- _What is being asked_
Scan the data below and report how many lines include the word "parameters". Nothing else is wanted.

- _Dataset excerpts_
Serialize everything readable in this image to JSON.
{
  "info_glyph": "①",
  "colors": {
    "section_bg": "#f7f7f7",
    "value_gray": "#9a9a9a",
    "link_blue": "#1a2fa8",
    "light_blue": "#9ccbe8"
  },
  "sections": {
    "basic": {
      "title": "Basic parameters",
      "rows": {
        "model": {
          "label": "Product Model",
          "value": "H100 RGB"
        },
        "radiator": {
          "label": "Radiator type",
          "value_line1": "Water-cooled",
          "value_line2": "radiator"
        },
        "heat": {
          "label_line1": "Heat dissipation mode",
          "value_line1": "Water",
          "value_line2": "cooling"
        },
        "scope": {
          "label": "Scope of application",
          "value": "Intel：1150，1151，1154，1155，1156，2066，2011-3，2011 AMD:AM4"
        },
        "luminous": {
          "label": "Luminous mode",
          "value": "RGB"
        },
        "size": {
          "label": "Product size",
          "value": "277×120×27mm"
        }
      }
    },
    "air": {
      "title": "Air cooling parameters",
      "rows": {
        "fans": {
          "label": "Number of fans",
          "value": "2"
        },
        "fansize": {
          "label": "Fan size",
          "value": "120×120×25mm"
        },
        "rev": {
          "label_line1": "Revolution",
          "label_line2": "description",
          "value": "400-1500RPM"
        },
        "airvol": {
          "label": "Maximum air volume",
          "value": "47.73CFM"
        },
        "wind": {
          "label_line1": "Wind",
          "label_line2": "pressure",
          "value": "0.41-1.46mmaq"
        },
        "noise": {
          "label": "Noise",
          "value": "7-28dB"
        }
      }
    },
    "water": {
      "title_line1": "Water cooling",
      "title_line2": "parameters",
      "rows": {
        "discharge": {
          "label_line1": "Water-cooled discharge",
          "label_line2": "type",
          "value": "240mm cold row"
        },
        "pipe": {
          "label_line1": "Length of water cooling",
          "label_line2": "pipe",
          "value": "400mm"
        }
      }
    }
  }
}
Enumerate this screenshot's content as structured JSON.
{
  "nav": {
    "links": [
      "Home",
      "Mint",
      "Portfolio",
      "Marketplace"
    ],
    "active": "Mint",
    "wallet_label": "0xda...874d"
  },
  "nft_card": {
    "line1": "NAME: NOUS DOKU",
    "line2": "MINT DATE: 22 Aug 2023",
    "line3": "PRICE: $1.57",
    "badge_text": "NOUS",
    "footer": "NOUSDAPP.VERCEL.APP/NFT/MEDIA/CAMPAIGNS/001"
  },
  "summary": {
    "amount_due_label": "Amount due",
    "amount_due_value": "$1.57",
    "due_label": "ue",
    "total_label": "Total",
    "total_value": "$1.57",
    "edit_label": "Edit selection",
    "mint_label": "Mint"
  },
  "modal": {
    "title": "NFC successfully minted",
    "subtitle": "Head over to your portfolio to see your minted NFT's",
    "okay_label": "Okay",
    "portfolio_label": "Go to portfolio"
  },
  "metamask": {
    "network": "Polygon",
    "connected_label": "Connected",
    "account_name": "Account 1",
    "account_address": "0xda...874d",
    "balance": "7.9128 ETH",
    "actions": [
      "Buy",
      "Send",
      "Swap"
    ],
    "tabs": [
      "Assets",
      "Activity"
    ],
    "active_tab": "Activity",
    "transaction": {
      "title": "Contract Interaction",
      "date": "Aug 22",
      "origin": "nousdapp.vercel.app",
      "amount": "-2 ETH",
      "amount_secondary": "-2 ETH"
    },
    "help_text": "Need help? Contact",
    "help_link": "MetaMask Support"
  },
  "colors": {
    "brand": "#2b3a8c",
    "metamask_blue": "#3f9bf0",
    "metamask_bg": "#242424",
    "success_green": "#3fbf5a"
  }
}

- _Exercise output_
3